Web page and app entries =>
------------------------

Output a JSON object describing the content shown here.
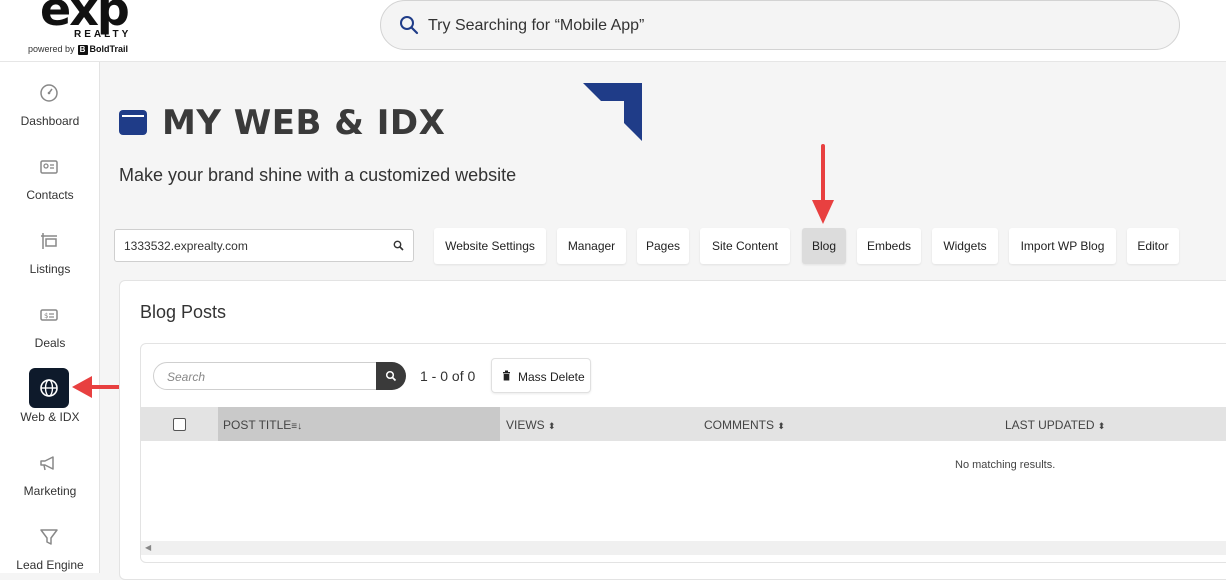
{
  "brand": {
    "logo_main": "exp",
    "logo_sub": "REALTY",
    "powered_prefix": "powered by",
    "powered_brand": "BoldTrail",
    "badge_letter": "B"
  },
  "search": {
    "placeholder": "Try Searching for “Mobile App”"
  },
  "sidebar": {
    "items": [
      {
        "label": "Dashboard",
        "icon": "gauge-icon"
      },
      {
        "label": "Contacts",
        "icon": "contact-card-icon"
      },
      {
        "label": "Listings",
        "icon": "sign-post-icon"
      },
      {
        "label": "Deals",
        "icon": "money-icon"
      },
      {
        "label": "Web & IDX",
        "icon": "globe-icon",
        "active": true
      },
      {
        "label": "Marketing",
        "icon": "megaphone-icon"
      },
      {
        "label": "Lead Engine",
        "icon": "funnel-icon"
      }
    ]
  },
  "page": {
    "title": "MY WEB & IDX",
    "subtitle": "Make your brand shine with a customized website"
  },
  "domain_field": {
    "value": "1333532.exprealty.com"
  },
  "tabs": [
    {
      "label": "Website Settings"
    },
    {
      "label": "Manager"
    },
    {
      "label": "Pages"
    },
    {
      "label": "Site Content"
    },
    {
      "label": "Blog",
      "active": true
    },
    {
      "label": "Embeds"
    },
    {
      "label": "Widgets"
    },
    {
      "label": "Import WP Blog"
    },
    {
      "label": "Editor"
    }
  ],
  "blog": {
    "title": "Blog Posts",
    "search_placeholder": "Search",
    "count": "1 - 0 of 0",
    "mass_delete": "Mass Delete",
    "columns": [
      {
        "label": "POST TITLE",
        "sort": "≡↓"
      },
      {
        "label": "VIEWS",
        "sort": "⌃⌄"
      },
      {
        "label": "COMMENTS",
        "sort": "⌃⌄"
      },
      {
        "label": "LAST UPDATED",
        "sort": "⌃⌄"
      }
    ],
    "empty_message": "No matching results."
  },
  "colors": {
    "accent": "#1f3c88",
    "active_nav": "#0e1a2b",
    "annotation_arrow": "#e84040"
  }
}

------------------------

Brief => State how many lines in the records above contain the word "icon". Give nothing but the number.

Reply to the exercise => 7